I have to say at this point, after a considerable feast at Bakery Caroppo earlier today, I didn’t think I could fit another thing in!
It was exceptionally dark in Donno’s Pastry shop in Cutrofiano, lit with only a couple of very green strip lights, stretching my Canon 5D Mark 2’s high iso capabilities to the full.
The space was set out more like a science lab than a kitchen, immaculately sterile. There was a talk given by a local dignatory who praised Roberto Donno for his unrelenting dedication and hard work promoting traditional foods of the region.
Donno went on to explain that because Salento is in the centre of the Mediterranean, many different cultures have played out through the food. Pasta Frolla (originally from 1700’s), used to make the crust was made with a kind of pork fat and this gave the pastry an original taste. Donno eloquently demonstrated making the pastry with both lard and olive oil. The olive oil version is the modern, healthy way and uses a food processor. He explained that heat from your hands makes the dough more elastic, which isn’t necessarily a good thing when making pastry.
Pasticcioto started life as a pie but back then only aristocratic families could afford desserts and sweet things. People started making a smaller version for consumption at breakfast time. In Italy, food has always been a reason to bring communities together. When people were in mourning, they would not leave the house for two weeks so would spend the time making pastries which would be offered in condolence : expressing sympathy through food and family.
Pasta Frolla – Donno’s method
400g suet (pork fat), 1 kilo plain flour, 500g caster sugar
20g bicarbonate of soda, 4 whole eggs
Preheat the oven to 250c˚ to aim for a temperature of 200. Baking time 20mins until golden.
Make a well with the flour and place the suet in the centre. Make another well in the suet and pour the sugar into it. Mix the sugar into the fat avoiding introducing the flour. Sprinkle the bicarb on top of the flour. Mix the 4 eggs in a bowl and pour onto the suet (pork fat), keeping the flour untouched. Using your hands, pull the flour into the centre, mixing with the eggs, fat and sugar. Don’t knead as too much body heat will affect the pastry. Your pastry will change colour depending on the eggs you use.
Once it’s all mixed you can freeze a large amount for use later or buy it ready-made in good supermarkets if you want to avoid the hassle! The pastry will last 10 days in the fridge though.
Cut the pastry into small pieces, dust with flour and use the palm of the hand or a rolling pin to flatten to around 5mm thick, making it as uniform and even as you can. Place the pastry into pasticcioto tins and push gently so that it reaches into the full depth of the tin. Fill the cases with pastry cream. (Donno didn’t show us how to make the cream but here’s a good version) and cover with a pastry lid. Brush with beaten egg to give a beautiful golden colour when baked. I wondered whether we could use English Custard as a replacement.

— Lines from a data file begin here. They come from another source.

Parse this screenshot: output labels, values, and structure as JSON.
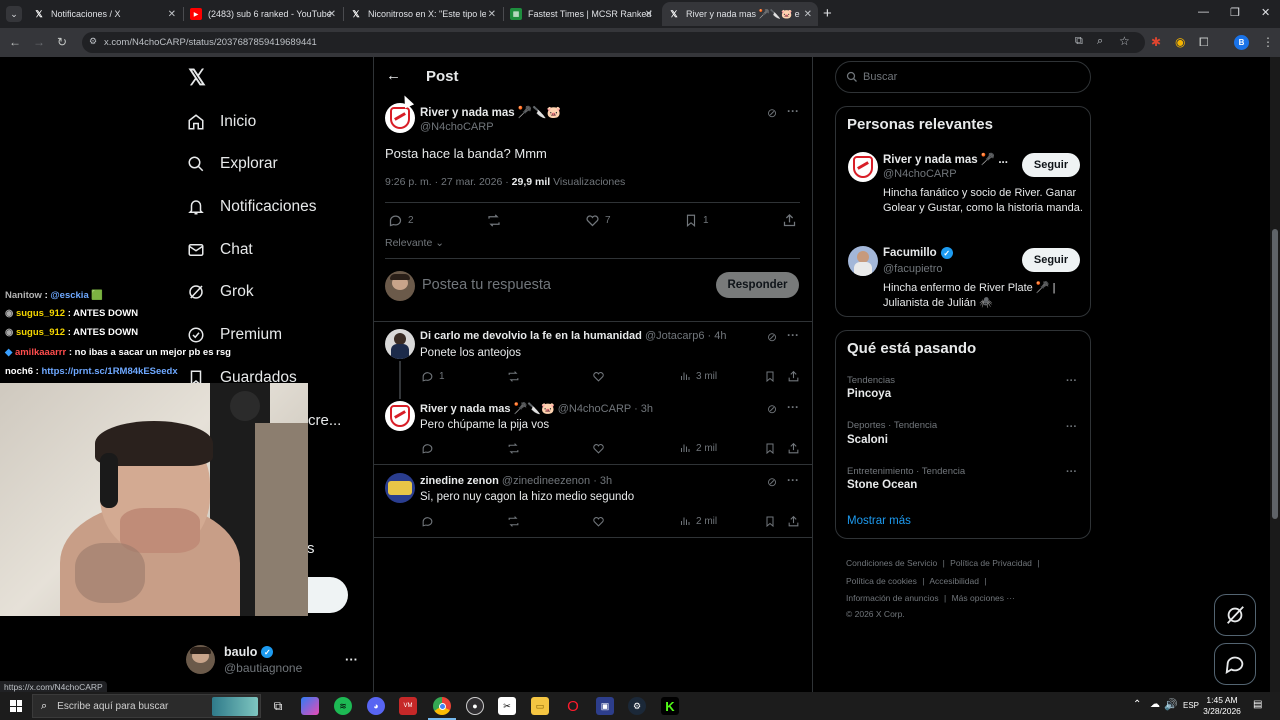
{
  "browser": {
    "tabs": [
      {
        "title": "Notificaciones / X"
      },
      {
        "title": "(2483) sub 6 ranked - YouTube"
      },
      {
        "title": "Niconitroso en X: \"Este tipo le c"
      },
      {
        "title": "Fastest Times | MCSR Ranked"
      },
      {
        "title": "River y nada mas 🥍🔪🐷 en X"
      }
    ],
    "url": "x.com/N4choCARP/status/2037687859419689441",
    "status_url": "https://x.com/N4choCARP",
    "profile_initial": "B"
  },
  "nav": {
    "items": [
      {
        "label": "Inicio"
      },
      {
        "label": "Explorar"
      },
      {
        "label": "Notificaciones"
      },
      {
        "label": "Chat"
      },
      {
        "label": "Grok"
      },
      {
        "label": "Premium"
      },
      {
        "label": "Guardados"
      }
    ],
    "partial_label": "cre...",
    "partial_label2": "s",
    "account": {
      "name": "baulo",
      "handle": "@bautiagnone"
    }
  },
  "post": {
    "header_title": "Post",
    "author_name": "River y nada mas 🥍🔪🐷",
    "author_handle": "@N4choCARP",
    "text": "Posta hace la banda? Mmm",
    "time": "9:26 p. m. · 27 mar. 2026 ·",
    "views_count": "29,9 mil",
    "views_label": "Visualizaciones",
    "replies": "2",
    "likes": "7",
    "bookmarks": "1",
    "sort_label": "Relevante",
    "reply_placeholder": "Postea tu respuesta",
    "reply_button": "Responder"
  },
  "replies": [
    {
      "name": "Di carlo me devolvio la fe en la humanidad",
      "handle": "@Jotacarp6 · 4h",
      "text": "Ponete los anteojos",
      "replies": "1",
      "views": "3 mil"
    },
    {
      "name": "River y nada mas 🥍🔪🐷",
      "handle": "@N4choCARP · 3h",
      "text": "Pero chúpame la pija vos",
      "replies": "",
      "views": "2 mil"
    },
    {
      "name": "zinedine zenon",
      "handle": "@zinedineezenon · 3h",
      "text": "Si, pero nuy cagon la hizo medio segundo",
      "replies": "",
      "views": "2 mil"
    }
  ],
  "sidebar": {
    "search_placeholder": "Buscar",
    "relevant_title": "Personas relevantes",
    "people": [
      {
        "name": "River y nada mas 🥍 ...",
        "handle": "@N4choCARP",
        "bio": "Hincha fanático y socio de River. Ganar Golear y Gustar, como la historia manda.",
        "button": "Seguir"
      },
      {
        "name": "Facumillo",
        "handle": "@facupietro",
        "bio": "Hincha enfermo de River Plate 🥍 | Julianista de Julián 🕷️",
        "button": "Seguir"
      }
    ],
    "trends_title": "Qué está pasando",
    "trends": [
      {
        "context": "Tendencias",
        "name": "Pincoya"
      },
      {
        "context": "Deportes · Tendencia",
        "name": "Scaloni"
      },
      {
        "context": "Entretenimiento · Tendencia",
        "name": "Stone Ocean"
      }
    ],
    "show_more": "Mostrar más",
    "footer": {
      "links1": [
        "Condiciones de Servicio",
        "Política de Privacidad"
      ],
      "links2": [
        "Política de cookies",
        "Accesibilidad"
      ],
      "links3": [
        "Información de anuncios",
        "Más opciones ···"
      ],
      "copyright": "© 2026 X Corp."
    }
  },
  "chat": [
    {
      "user": "Nanitow",
      "msg": "@esckia 🟩",
      "color": "#b2b2b2"
    },
    {
      "user": "sugus_912",
      "msg": "ANTES DOWN",
      "color": "#f5d600"
    },
    {
      "user": "sugus_912",
      "msg": "ANTES DOWN",
      "color": "#f5d600"
    },
    {
      "user": "amilkaaarrr",
      "msg": "no ibas a sacar un mejor pb es rsg",
      "color": "#ff4d4d"
    },
    {
      "user": "noch6",
      "msg": "https://prnt.sc/1RM84kESeedx",
      "color": "#ffffff"
    }
  ],
  "taskbar": {
    "search_placeholder": "Escribe aquí para buscar",
    "time": "1:45 AM",
    "date": "3/28/2026",
    "lang": "ESP"
  },
  "colors": {
    "accent": "#1d9bf0",
    "background": "#000000",
    "border": "#2f3336",
    "muted": "#71767b"
  }
}
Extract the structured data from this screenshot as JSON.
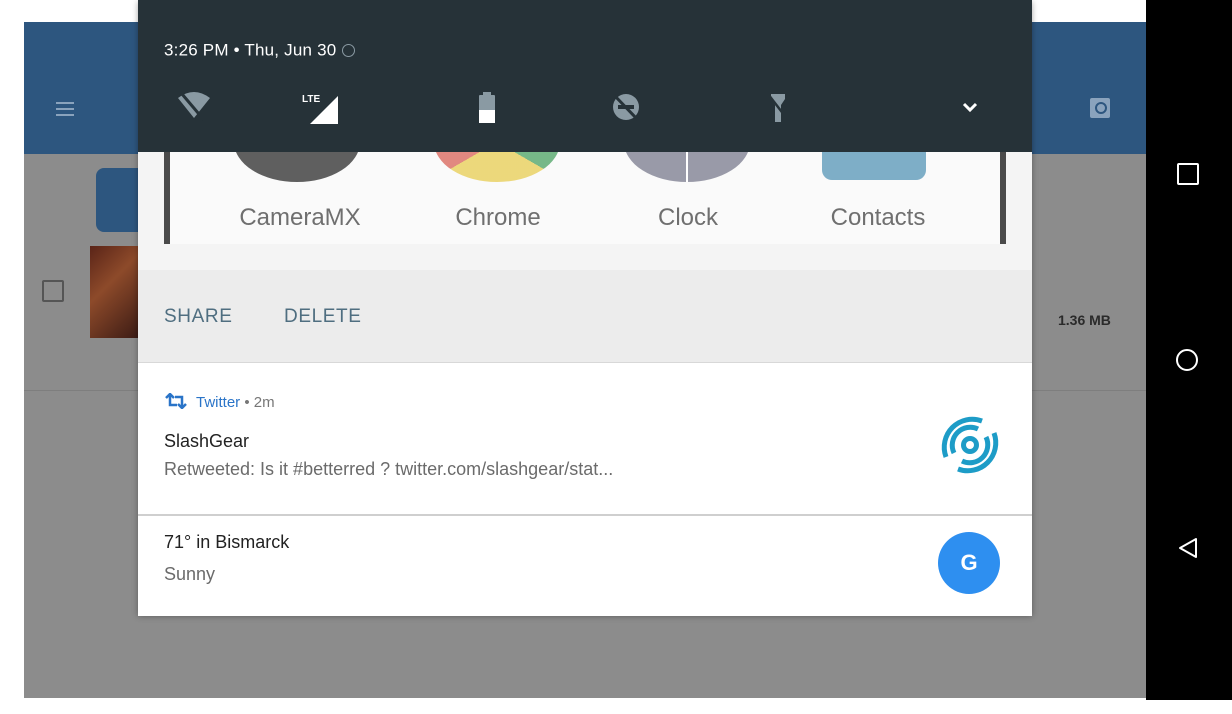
{
  "status": {
    "time_date": "3:26 PM • Thu, Jun 30",
    "alarm_icon": "alarm-icon"
  },
  "quick_settings": [
    {
      "name": "wifi-off-icon"
    },
    {
      "name": "lte-signal-icon",
      "label": "LTE"
    },
    {
      "name": "battery-icon"
    },
    {
      "name": "do-not-disturb-icon"
    },
    {
      "name": "flashlight-off-icon"
    },
    {
      "name": "chevron-down-icon"
    }
  ],
  "screenshot_notification": {
    "apps": [
      "CameraMX",
      "Chrome",
      "Clock",
      "Contacts"
    ],
    "share_label": "SHARE",
    "delete_label": "DELETE"
  },
  "twitter_notification": {
    "app_name": "Twitter",
    "time": " • 2m",
    "title": "SlashGear",
    "text": "Retweeted: Is it #betterred ? twitter.com/slashgear/stat...",
    "app_icon": "retweet-icon",
    "avatar_icon": "slashgear-logo-icon"
  },
  "weather_notification": {
    "title": "71° in Bismarck",
    "text": "Sunny",
    "badge_letter": "G"
  },
  "background_app": {
    "file_size": "1.36 MB"
  },
  "colors": {
    "shade_header": "#263238",
    "app_bar": "#2d567f",
    "twitter_blue": "#2a74c8",
    "google_blue": "#2e8ff0"
  }
}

Place on a baking tray and take care not to let too much heat escape when placing in the oven for around 20 mins until golden.
Almond Dough (1700’s)
Benedictine monks brought this dough to the Salento region which produced and exported a huge amount of almonds at this time. Later, production moved to Bari. Bari almonds (higher in essential oils) are smaller and less attractive to look at but are tastier than their Californian cousins which are more fibrous and woody.
1/2 kilo ground almonds.
1/2 kilo caster sugar.
Whole eggs. ( Around 4-6 until mix is sticky.)
Flavourings: lemon or orange rind, vanilla pods – optional.
Preheat the oven to 170˚C – Baking time 25mins.
Put the almonds in the freezer for around 30 minutes before you process.
Place the almonds in a processor and grind.
Add the sugar and any flavourings to taste.
Slowly add the eggs until the mix turns into a paste. It needs to be very sticky.
Using a piping bag, pipe peak-like shapes onto a baking tray. Topping with nuts or dried fruits will release delicious aromas.
Bake in the preheated oven for 25 minutes at 170˚C. Allow to cool.
Chocolatey and Delicious – CioccOliAmoci
Finally, Roberto showed us his conceived delicious chocolate sauce product called CioccOliAmoci. Drizzled over Pan D’oro, he passed a delight around to us all. This is a chocolate sauce made with olive oil, smooth and flavoursome. Can this be healthy you’re asking? Perhaps…. if it’s made with olive oil….